### SUPPLIED RECORDS
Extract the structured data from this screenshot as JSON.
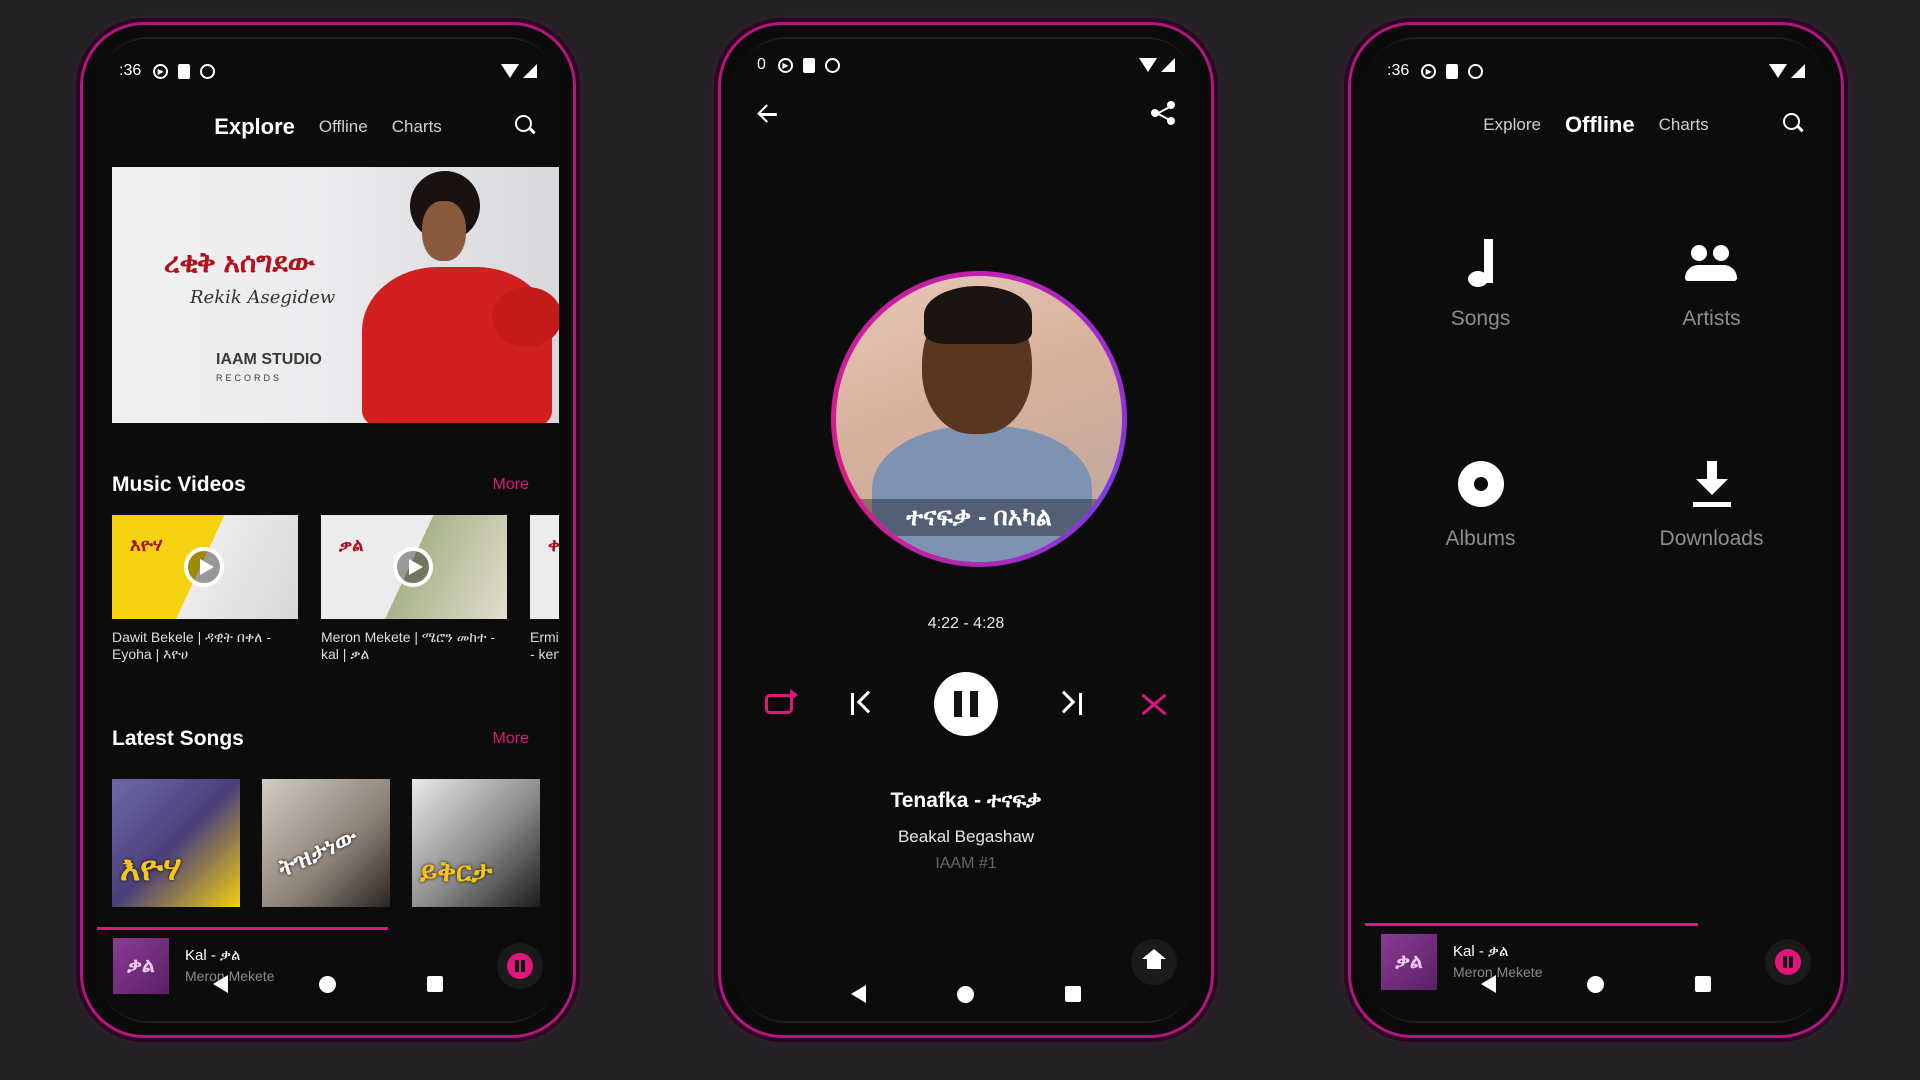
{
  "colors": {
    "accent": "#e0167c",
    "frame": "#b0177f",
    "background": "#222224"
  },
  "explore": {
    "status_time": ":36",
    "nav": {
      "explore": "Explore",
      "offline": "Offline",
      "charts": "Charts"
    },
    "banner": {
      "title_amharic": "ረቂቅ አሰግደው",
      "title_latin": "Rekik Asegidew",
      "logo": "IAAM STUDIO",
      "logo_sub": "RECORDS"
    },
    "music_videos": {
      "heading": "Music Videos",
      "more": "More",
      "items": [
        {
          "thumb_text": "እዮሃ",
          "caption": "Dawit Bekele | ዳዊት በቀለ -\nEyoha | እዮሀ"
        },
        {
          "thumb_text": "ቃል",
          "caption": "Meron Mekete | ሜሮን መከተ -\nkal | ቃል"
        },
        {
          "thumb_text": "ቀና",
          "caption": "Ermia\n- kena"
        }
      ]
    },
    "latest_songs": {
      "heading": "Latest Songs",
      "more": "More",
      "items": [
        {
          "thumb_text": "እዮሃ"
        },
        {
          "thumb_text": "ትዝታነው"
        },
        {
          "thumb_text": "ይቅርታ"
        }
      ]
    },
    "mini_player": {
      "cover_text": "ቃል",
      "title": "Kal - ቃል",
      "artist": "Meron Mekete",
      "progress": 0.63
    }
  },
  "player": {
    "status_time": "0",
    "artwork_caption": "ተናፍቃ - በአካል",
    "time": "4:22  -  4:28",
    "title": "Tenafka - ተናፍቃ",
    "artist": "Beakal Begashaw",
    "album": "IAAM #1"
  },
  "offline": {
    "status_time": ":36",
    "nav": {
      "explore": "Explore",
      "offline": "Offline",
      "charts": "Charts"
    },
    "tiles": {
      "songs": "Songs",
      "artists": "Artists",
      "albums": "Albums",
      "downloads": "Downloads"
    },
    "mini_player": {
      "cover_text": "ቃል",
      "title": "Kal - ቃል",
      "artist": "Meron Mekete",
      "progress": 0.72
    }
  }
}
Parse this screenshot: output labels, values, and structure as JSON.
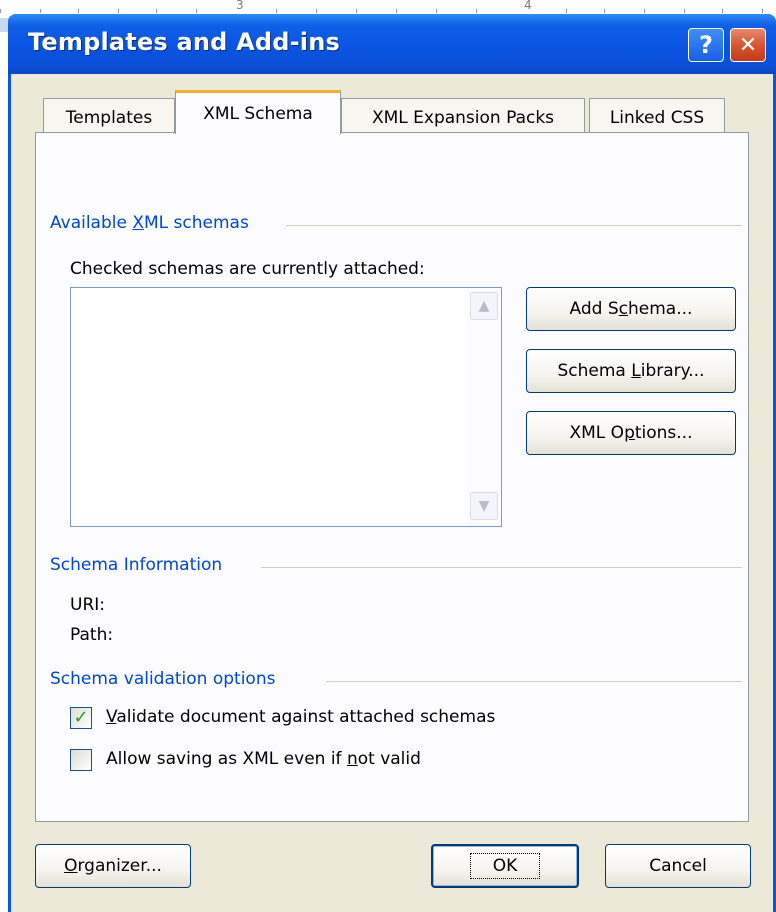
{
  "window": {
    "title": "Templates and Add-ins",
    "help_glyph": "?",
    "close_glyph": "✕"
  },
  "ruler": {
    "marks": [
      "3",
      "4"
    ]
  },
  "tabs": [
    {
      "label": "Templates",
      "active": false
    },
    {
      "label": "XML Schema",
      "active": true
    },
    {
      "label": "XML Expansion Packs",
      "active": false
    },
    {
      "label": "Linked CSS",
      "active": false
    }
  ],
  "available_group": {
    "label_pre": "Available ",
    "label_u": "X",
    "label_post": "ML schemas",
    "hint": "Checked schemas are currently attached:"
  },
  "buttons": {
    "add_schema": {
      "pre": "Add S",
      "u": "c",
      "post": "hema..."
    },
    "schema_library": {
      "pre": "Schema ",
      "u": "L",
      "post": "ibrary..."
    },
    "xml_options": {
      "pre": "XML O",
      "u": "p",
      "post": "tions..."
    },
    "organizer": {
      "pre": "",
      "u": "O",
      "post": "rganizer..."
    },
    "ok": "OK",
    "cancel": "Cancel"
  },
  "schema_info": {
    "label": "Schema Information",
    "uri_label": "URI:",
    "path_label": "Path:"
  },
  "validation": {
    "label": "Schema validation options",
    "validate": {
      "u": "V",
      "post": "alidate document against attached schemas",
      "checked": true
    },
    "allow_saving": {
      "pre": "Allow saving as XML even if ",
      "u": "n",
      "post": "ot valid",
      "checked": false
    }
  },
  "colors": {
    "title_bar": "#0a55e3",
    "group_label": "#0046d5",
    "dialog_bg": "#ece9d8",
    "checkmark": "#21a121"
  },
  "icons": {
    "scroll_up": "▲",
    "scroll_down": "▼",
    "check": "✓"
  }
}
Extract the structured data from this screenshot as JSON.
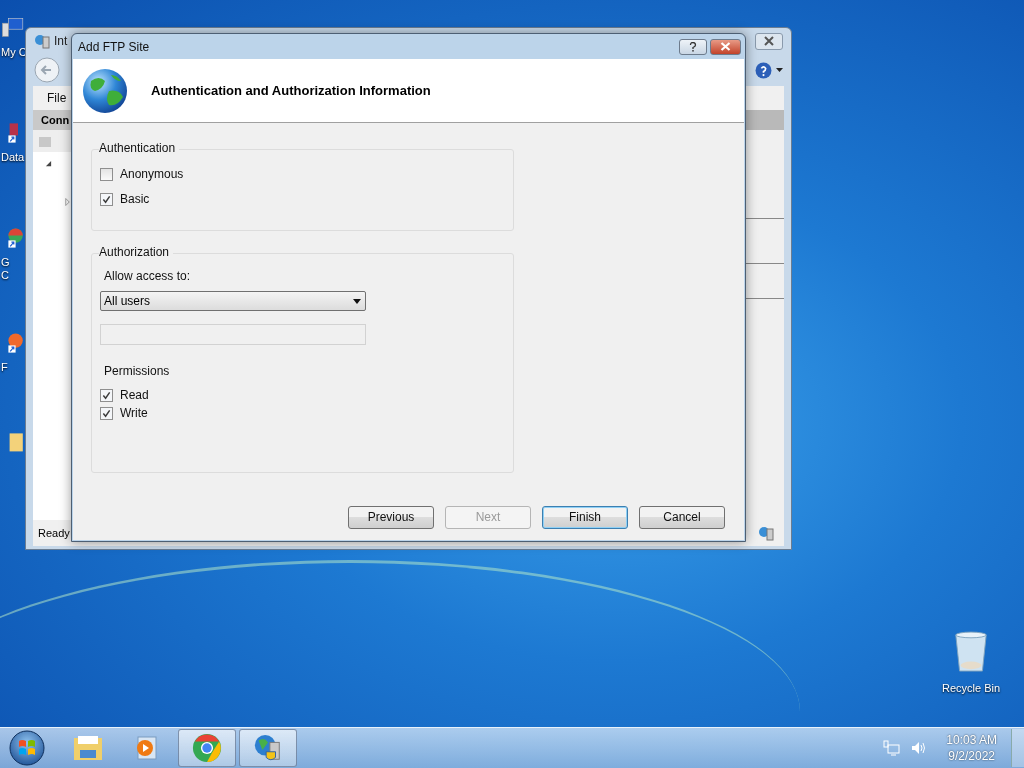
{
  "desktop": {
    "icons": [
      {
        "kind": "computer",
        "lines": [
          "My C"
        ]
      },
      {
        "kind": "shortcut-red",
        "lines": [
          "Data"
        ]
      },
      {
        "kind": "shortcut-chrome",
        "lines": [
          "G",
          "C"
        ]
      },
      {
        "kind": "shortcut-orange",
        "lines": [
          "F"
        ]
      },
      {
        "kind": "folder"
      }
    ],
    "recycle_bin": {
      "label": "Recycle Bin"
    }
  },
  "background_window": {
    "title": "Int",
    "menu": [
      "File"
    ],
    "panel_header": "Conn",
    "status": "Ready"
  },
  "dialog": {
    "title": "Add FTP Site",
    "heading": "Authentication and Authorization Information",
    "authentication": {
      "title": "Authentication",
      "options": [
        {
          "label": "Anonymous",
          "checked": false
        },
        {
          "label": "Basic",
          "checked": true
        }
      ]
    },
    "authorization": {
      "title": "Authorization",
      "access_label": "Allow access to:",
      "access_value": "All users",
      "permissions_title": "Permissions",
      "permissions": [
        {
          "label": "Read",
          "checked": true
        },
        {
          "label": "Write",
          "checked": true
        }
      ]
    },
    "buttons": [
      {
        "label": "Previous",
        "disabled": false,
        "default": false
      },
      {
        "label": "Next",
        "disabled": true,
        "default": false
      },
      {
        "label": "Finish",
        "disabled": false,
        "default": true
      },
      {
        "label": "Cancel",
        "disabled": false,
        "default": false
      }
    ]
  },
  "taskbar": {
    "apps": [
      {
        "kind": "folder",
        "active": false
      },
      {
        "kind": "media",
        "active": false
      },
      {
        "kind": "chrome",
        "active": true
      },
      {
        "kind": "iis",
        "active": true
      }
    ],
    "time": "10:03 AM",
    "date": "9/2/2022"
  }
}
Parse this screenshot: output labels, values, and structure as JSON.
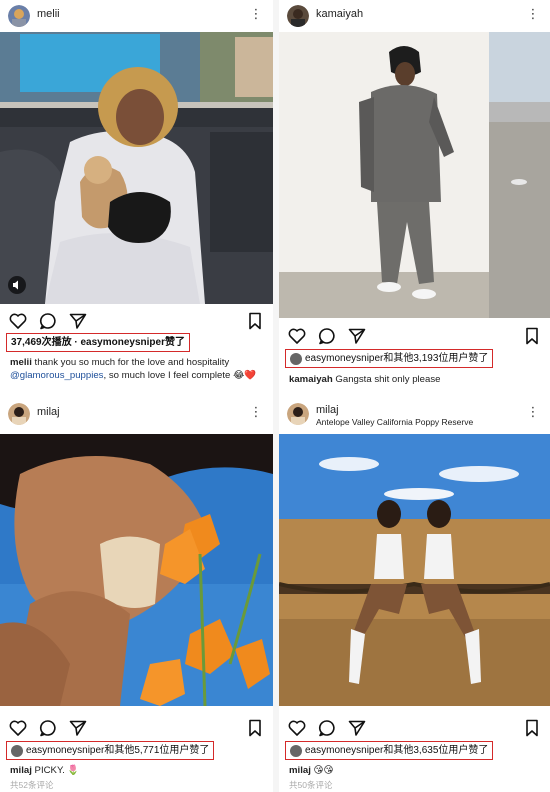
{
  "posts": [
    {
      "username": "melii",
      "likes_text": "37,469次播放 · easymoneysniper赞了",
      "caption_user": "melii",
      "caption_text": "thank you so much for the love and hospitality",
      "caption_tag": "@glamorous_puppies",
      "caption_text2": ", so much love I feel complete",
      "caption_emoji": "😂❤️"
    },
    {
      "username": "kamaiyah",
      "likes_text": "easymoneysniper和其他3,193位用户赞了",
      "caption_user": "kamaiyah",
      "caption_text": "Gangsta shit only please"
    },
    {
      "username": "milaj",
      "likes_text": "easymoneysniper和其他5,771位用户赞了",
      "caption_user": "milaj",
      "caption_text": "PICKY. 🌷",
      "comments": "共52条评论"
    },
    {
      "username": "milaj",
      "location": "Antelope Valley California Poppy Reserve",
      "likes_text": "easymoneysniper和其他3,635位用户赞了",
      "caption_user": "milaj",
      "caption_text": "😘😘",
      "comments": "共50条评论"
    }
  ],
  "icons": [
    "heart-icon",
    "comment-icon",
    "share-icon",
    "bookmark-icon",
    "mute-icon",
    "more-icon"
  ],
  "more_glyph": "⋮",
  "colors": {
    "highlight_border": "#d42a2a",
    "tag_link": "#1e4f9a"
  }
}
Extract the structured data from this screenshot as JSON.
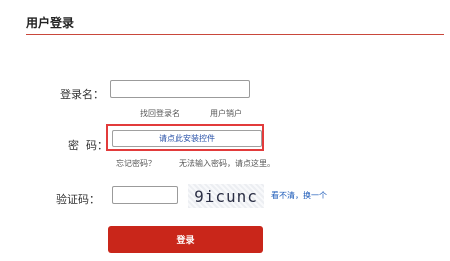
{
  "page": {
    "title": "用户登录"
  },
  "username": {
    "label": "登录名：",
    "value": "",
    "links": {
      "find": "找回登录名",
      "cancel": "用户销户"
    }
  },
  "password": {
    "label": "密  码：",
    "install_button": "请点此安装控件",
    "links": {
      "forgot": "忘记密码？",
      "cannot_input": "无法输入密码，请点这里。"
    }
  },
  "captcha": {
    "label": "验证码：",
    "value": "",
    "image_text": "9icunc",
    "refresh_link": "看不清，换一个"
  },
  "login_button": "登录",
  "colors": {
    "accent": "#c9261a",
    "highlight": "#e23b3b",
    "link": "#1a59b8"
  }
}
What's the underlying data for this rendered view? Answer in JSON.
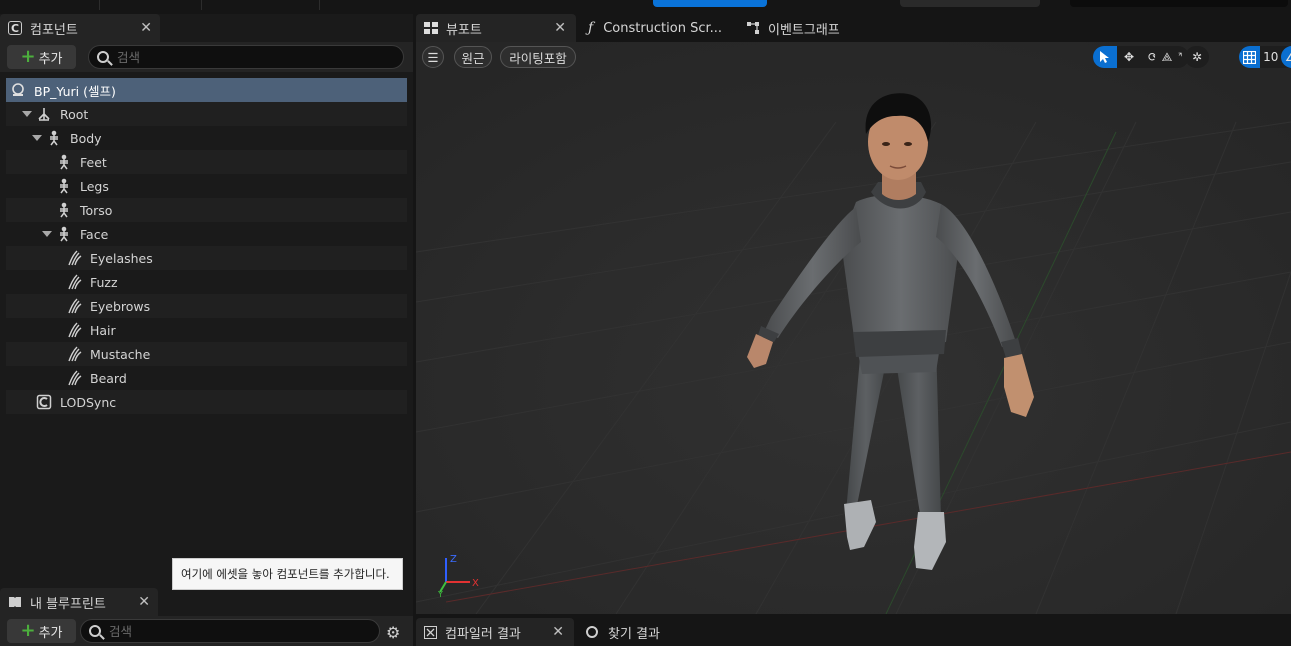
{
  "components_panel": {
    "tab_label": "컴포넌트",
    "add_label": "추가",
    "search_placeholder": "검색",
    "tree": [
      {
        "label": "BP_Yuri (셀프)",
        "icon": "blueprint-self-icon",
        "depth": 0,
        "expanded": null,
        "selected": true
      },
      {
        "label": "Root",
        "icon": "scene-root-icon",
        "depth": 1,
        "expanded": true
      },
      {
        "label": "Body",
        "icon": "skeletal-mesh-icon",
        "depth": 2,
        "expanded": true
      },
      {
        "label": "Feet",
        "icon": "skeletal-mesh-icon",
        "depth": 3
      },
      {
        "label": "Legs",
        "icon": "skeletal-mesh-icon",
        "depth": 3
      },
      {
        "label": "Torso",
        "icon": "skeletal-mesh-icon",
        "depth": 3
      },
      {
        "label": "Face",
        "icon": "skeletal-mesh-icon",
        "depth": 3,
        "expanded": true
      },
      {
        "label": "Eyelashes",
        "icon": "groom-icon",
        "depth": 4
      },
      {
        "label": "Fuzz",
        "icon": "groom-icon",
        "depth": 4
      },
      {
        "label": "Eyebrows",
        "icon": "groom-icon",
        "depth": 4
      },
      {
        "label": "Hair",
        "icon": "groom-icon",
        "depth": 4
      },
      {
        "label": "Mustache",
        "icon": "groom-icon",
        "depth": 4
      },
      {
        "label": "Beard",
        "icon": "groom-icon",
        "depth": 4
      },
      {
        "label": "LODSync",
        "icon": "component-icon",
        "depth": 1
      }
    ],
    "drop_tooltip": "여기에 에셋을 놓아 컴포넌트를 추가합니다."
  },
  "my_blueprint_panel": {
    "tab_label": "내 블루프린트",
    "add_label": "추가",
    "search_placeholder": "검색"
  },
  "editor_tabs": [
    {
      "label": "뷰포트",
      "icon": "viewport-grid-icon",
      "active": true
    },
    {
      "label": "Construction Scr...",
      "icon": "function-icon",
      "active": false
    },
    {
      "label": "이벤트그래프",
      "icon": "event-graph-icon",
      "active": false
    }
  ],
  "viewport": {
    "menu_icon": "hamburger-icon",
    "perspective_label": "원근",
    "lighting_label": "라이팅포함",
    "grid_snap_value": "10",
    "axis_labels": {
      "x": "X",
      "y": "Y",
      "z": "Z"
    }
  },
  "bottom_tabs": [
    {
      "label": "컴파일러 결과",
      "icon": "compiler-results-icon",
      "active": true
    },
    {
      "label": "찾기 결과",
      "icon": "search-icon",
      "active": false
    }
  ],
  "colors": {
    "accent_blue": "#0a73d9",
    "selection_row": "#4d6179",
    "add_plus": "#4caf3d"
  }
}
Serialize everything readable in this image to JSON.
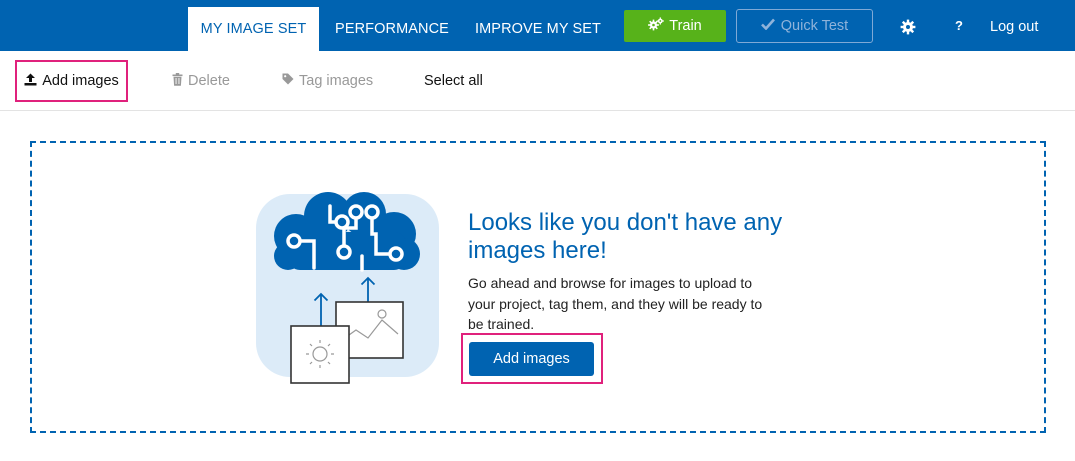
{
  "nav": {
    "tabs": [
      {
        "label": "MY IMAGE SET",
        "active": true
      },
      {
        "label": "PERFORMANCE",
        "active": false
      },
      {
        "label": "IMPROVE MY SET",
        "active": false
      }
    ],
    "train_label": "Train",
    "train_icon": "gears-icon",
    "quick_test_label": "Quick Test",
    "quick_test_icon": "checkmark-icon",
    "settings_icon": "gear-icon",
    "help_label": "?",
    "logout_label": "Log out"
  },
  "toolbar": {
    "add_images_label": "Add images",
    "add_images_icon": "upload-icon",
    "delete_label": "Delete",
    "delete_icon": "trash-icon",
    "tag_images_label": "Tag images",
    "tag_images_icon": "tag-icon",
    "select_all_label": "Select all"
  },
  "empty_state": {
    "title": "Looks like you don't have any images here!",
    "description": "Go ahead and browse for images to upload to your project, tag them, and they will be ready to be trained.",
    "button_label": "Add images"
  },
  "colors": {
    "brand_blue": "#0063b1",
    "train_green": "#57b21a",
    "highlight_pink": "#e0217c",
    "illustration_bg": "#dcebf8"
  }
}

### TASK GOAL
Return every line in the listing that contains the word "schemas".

### PROBLEM SOLUTION
    "label_post": "ML schemas",
    "hint": "Checked schemas are currently attached:"
      "post": "alidate document against attached schemas",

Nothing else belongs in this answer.